Thomas P. Morahan

June 17, 2009

      With a very short time left in the 2009 regular legislative session, I have joined a bipartisan group of Senators to call for the enactment of real rules reforms that would truly end the dysfunction that has caused the public to lose confidence in the state Legislature by increasing government openness, accountability and fairness. 

      Albany is more dysfunctional than ever and nothing is getting done.  The budget was negotiated in complete secrecy, shutting out the public and telling them they didn’t deserve to know what was being discussed.  The result was record increases in taxes and spending.  The MTA bailout was negotiated in secret and the result was even more taxes on businesses and property taxpayers.  The process of government will keep getting worse unless we adopt the reforms we are pushing. 

      Rules reform must be more than a slogan.  Every representative needs the ability to be able to introduce a bill, see it through for a vote, and participate in the budget process so the needs of their district are met.  These reforms accomplish those goals and should be enacted.”   

      The proposed Reforms include:  

      > A six year term limit for the Majority Leader

      > Eight year term limits for all committee chairs and ranking members;

      > Messages of necessity only used in emergency situations;

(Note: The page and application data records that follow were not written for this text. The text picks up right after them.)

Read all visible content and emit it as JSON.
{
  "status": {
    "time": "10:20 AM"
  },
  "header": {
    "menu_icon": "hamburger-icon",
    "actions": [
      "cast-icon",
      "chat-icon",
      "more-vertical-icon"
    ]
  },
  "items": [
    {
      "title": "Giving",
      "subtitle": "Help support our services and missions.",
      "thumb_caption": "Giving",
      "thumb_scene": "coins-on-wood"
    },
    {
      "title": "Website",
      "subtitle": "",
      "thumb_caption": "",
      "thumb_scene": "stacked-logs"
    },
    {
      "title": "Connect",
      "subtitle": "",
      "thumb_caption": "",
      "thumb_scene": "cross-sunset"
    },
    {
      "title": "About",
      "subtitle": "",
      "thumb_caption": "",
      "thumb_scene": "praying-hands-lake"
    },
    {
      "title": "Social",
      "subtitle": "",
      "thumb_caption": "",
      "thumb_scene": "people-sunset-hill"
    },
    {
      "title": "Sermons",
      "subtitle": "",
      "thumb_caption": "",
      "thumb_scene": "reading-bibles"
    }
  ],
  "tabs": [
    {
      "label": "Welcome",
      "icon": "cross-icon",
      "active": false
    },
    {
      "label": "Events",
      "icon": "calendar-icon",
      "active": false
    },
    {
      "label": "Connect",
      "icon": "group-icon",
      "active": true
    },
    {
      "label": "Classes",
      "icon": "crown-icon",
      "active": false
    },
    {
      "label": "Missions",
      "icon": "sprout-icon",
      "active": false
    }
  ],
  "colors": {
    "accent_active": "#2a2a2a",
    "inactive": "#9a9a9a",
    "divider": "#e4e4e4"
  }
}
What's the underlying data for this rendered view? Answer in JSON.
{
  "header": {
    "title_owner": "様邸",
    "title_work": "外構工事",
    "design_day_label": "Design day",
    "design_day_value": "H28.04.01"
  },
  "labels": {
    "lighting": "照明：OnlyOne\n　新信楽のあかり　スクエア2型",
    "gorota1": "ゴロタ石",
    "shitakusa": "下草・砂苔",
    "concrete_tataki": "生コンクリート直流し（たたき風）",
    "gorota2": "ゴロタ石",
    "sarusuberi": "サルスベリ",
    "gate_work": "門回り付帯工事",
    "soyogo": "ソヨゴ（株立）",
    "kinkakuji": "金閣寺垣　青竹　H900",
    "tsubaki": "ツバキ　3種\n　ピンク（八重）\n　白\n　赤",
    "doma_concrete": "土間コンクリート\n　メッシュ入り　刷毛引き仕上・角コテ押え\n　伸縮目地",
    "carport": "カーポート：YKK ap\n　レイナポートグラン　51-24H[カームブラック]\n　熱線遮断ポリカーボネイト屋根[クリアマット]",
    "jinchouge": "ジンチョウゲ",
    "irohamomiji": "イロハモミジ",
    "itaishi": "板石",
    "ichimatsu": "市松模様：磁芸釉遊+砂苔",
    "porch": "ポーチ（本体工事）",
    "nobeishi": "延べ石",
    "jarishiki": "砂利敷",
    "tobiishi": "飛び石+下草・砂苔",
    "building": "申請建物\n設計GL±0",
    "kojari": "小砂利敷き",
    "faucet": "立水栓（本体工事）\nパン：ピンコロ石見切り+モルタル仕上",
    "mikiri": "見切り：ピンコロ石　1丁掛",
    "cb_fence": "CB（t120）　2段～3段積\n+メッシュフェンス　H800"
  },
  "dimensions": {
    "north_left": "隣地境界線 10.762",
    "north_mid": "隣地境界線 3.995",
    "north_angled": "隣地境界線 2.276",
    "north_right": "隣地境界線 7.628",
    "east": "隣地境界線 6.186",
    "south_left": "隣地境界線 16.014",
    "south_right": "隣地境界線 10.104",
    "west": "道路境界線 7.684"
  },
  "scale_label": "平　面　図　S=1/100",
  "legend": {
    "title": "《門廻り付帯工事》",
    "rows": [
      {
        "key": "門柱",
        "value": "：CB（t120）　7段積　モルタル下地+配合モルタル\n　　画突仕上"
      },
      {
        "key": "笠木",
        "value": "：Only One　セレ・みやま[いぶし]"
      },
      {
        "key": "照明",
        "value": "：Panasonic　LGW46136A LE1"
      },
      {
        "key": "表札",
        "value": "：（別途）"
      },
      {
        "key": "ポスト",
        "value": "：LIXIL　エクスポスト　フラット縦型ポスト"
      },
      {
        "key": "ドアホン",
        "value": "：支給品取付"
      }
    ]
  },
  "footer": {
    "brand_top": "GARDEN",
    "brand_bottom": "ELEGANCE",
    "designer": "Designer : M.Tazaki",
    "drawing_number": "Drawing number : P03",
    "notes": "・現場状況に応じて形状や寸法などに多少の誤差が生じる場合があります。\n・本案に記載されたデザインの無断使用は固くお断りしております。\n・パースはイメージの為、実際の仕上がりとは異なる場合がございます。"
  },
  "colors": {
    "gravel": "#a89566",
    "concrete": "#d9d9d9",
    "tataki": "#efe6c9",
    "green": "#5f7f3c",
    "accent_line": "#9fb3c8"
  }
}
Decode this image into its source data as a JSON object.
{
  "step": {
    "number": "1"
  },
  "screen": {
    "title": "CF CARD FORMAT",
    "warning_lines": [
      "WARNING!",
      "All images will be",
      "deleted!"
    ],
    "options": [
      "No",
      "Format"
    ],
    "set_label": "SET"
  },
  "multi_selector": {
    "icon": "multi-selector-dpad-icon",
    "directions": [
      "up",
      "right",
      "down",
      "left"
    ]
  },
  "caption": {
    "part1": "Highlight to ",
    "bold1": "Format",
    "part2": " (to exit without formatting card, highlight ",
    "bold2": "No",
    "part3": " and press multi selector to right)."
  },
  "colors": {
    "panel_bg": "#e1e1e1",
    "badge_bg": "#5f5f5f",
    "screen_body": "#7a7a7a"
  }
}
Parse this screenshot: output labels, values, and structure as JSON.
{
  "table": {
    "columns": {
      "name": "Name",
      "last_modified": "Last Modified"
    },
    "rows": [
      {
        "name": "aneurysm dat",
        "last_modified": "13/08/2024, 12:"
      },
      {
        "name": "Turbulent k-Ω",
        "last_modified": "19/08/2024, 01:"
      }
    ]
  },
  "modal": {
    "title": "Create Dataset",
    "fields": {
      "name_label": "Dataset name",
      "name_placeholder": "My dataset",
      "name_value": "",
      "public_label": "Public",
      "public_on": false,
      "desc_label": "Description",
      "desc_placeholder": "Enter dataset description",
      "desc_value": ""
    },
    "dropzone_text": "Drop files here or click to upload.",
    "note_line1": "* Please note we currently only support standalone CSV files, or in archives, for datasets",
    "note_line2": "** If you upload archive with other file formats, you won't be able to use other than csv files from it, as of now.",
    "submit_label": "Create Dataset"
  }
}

      > Create a bipartisan Legislative Budget Office to provide fiscal analysis of legislation;

      > Requiring Senators to attend committee meetings, publishing committee agendas and voting records on the Internet; webcasting committee meetings and creating a NY_SPAN television network to add context to legislative proceedings;

      > Committee membership should be proportional by party;

      > All members should have equal access to resources and all members shall receive the same allocation for staff; and

      > Limit bill introduction 

      This year's budget adoption process was a disgrace to open government.  It was a dead-end process for too many,  upstate and lower Hudson Valley New York taxpayers, workers, employers, families, and communities. So there's plenty of work left to do to open up the legislative process to greater public scrutiny, accountability and effectiveness, but the sand's just about run out of the hourglass this session.     

      An open, transparent Legislative system is an essential foundation for all of the reforms that are necessary to lower taxes and revive New York's economy. I have supported reform from my first day in Albany. This package of much-needed reforms will end abuses of power that paralyze government and allow the voice of the people to truly be heard.